Antonio Citterio unveils ingenious furniture designs for Maxalto
Antonio Citterio on his Heritage Perspectives furniture designs for Maxalto, presented in a luxurious apartment setting
Maxalto’s new collection of furniture designs by Antonio Citterio is defined by a muted colour scheme, imagined to create a warm domestic environment.
Since the 1990s, the Italian furniture company and the designer have worked together on collections inspired by early-20th-century aesthetics and contemporary interpretations of neo-classic styles. For Citterio, Maxalto has been an experimental design workshop to research and manufacture his modern furniture vision.
‘My commitment to Maxalto began halfway through the 1990s, with a precise vision: an imaginary, French-style bourgeois theatrical scene,’ says the designer. ‘With this in mind, my first products were created, bringing together the aesthetic and the functional. Certain points of reference contributed to making this scenario a reality: the vision of designers such as Jean-Michel Frank, able to soften the sometimes rather constraining geometries of modernism; the determination of the manufacturer and its team to achieve the utmost in quality; the expert eye of those creating these pieces through communication.’
The latest collection presented by Citterio and Maxalto is titled Heritage Pespectives. Faithful to his original design ideas, it features novel editions of the company’s classic pieces as well as new designs that comfortably fit within the rich catalogue, with a sophisticated aesthetic and ingenious details.
Designs include classic Citterio sofas and chairs, featuring soft edges and comfortable proportions, upholstered in textile or leather. Then there are pieces such as the ‘Cuma’ table, a linear wooden console that opens up thanks to a simple mechanism to become a dining table for up to eight guests. Another contemporary example of transforming furniture is the ‘Max’ desk, ‘a classic bureau with a contemporary twist’. Featuring a wooden desk with drawers perched atop X-shaped metal legs, the workspace can be discreetly closed when not in use.

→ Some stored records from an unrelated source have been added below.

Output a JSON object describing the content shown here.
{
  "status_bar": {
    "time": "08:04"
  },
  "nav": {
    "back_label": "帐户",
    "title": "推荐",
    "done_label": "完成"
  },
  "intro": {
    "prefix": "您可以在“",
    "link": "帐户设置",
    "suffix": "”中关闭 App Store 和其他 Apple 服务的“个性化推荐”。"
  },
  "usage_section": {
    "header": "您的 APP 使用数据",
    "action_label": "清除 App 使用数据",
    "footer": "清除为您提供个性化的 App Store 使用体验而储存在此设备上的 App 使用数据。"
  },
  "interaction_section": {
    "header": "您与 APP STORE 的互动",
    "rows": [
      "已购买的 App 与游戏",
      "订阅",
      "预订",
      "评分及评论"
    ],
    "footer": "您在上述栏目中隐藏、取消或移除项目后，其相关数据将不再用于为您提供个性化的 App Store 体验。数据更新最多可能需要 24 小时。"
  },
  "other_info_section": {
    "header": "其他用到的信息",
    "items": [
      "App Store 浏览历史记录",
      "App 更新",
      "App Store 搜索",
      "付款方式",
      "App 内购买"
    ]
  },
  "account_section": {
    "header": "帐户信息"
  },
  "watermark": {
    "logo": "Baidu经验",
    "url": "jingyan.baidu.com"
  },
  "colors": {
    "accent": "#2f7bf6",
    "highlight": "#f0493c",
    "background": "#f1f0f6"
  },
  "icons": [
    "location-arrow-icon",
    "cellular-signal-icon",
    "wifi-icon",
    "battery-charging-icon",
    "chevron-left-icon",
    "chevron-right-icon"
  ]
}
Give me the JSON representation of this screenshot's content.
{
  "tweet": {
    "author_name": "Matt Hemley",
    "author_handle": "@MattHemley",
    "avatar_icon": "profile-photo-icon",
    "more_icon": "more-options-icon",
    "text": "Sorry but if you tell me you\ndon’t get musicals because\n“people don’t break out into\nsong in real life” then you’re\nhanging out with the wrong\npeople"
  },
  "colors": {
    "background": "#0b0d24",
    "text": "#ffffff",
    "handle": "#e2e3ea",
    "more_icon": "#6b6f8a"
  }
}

‘After many years of designing, I am confident that the outcome has been the creation of a range of products totally in line with and faithful to the initial scenario,’ concludes the designer. ‘Products which can freely roam the world and its homes, independent of their creator, having become a rich and varied reality in contemporary living which will endure with time.’ §